3. Kaizoji Temple
If you want to set out to see historic sites and get a feel for the shogunate capital, my recommendation is to pass cutting roads in Kamakura. The Kamakura Shogunate started here in Kamakura, because it was an easy place to defend due to its natural mountain setting. During the walk from Kita-Kamakura Station, there is Kamegayatsu-zaka cutting road. People carved into the mountains and created a base of defense. It was a very narrow pass slope, but I could feel much cooler, walking under shady, green trees.
Near the end of Kamegayatsu-zaka cutting road, Kaizoji Temple is located. The main attraction of Kaizoji Temple is to visit the 16 small wells and seasonal flowers in the garden. The site is so small and will take around a half-hour to visit.
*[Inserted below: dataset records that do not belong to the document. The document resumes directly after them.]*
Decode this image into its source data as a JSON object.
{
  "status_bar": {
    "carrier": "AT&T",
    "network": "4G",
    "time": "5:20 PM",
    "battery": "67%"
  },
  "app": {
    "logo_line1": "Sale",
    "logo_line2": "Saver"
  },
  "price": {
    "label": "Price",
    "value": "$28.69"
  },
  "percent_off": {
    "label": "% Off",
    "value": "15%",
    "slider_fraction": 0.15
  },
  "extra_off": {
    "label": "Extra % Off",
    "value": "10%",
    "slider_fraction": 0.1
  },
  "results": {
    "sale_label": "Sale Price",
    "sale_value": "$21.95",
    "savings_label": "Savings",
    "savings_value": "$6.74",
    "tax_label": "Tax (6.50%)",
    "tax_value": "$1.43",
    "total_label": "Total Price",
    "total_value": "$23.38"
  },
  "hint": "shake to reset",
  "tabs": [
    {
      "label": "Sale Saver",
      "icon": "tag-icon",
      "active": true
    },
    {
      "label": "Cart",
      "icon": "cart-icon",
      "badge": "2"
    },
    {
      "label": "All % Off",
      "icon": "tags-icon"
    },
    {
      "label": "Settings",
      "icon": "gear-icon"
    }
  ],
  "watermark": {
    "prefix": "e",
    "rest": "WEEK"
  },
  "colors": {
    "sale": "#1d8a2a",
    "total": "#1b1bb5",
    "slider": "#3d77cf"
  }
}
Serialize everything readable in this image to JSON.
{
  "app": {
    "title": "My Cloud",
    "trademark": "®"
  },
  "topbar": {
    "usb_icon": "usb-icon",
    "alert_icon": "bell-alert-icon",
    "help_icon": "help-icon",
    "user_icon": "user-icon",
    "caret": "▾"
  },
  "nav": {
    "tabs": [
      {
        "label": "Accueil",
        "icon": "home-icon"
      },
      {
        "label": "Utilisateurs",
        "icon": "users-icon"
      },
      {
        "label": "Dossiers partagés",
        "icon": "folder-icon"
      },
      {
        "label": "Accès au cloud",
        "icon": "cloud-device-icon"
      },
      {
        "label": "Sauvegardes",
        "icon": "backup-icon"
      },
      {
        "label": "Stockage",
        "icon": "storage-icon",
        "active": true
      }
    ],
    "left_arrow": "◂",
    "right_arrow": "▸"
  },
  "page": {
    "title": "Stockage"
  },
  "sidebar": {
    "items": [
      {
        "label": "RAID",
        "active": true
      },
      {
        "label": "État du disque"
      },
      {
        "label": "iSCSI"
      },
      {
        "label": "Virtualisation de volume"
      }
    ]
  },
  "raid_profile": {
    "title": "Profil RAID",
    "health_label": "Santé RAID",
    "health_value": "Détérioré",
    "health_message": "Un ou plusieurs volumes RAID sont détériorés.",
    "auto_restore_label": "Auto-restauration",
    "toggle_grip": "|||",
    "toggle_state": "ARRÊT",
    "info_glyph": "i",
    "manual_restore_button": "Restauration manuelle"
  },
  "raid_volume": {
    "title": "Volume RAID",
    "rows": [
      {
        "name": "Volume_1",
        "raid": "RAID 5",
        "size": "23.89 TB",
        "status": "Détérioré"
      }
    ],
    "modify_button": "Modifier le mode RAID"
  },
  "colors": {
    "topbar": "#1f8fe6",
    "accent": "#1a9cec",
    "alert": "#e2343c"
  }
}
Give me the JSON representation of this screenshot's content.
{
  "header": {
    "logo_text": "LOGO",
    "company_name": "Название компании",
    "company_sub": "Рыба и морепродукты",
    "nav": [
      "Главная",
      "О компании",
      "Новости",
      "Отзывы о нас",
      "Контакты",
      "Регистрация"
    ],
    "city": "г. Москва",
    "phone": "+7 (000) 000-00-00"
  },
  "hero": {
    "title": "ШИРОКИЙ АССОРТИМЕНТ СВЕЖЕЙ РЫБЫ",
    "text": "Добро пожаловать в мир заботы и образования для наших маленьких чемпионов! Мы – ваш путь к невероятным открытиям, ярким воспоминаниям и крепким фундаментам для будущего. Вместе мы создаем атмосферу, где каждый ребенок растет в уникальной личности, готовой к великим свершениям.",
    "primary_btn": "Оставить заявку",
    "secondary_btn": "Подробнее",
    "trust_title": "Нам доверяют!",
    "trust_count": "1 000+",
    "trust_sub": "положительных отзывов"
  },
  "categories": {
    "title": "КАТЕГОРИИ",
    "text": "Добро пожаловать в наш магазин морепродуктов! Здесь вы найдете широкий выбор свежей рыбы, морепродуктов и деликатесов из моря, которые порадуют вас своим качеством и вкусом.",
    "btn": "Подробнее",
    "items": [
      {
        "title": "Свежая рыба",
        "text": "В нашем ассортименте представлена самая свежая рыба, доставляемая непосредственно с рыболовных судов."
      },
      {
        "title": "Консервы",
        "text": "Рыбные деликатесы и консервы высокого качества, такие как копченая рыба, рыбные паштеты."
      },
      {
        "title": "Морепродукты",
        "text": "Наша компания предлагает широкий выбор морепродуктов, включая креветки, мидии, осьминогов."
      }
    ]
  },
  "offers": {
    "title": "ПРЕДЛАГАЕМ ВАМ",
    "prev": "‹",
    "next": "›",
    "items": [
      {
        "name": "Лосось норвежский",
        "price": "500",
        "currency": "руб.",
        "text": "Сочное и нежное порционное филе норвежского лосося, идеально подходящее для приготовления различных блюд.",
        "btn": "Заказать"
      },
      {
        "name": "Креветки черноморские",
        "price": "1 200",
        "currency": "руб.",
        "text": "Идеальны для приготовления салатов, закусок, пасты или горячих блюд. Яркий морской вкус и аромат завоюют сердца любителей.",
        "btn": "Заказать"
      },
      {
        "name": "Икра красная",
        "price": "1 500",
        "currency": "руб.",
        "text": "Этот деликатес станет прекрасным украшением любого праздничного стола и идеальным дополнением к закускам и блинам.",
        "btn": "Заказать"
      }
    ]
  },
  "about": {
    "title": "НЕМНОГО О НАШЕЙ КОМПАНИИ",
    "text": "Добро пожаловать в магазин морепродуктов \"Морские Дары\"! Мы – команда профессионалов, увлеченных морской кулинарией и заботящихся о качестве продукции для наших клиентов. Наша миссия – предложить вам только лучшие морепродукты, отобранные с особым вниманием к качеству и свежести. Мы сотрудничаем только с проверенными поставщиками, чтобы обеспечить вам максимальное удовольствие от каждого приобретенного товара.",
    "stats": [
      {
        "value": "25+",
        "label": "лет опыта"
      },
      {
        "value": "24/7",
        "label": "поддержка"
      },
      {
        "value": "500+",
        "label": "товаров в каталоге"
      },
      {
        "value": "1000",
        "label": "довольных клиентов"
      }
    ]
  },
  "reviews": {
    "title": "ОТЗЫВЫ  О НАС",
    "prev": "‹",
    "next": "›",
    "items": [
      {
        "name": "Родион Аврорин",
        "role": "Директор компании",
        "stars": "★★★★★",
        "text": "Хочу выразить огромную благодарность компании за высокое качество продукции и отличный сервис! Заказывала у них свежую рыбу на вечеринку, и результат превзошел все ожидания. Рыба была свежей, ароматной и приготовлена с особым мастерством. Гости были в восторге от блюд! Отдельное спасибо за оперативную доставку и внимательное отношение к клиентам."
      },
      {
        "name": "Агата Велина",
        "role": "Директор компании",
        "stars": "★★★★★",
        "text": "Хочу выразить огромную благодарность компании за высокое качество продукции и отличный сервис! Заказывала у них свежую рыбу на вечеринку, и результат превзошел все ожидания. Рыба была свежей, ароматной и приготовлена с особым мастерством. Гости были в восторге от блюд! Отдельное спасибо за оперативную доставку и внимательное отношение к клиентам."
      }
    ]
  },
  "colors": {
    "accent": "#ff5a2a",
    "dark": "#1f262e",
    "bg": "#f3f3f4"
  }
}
4. Genjiyama Park
The main reason travellers visit Kamakura is to visit the Zeniarai Benten Shrine near Genjiyama Park. It is believed that washing money in the spring of the Zeniarai Benten Shrine will purify it and bring you more. You can reach here through Kewaizaka cutting road in Genjiyama Park from Kaizoji Temple.
5. Houkokuji Temple
Hokokuji Temple bamboo grove is one of the most photographed spots in Kamakura. The best way to see and take the best photos is by spending a quiet morning.
6. Jomyoji Temple
Jomyoji Temple dates back to the 12th century and is considered one of the best preserved temples in Kamakura. The traditional Japanese dry rock garden is beautifully serene and even manages to be by-passed by visiting tourists. Visit this temple if you’re looking to avoid the crowds. If matcha is your thing, you can’t go past the Kisenan tea shop where you can have a matcha experience with Japanese sweets.
Ishigama Garden Terrace sits perched up on the hill in Jomyoji Temple and offers a health-conscious menu with local produce. Enjoy your meal here and then browse the shelves of their gift store located inside the restaurant.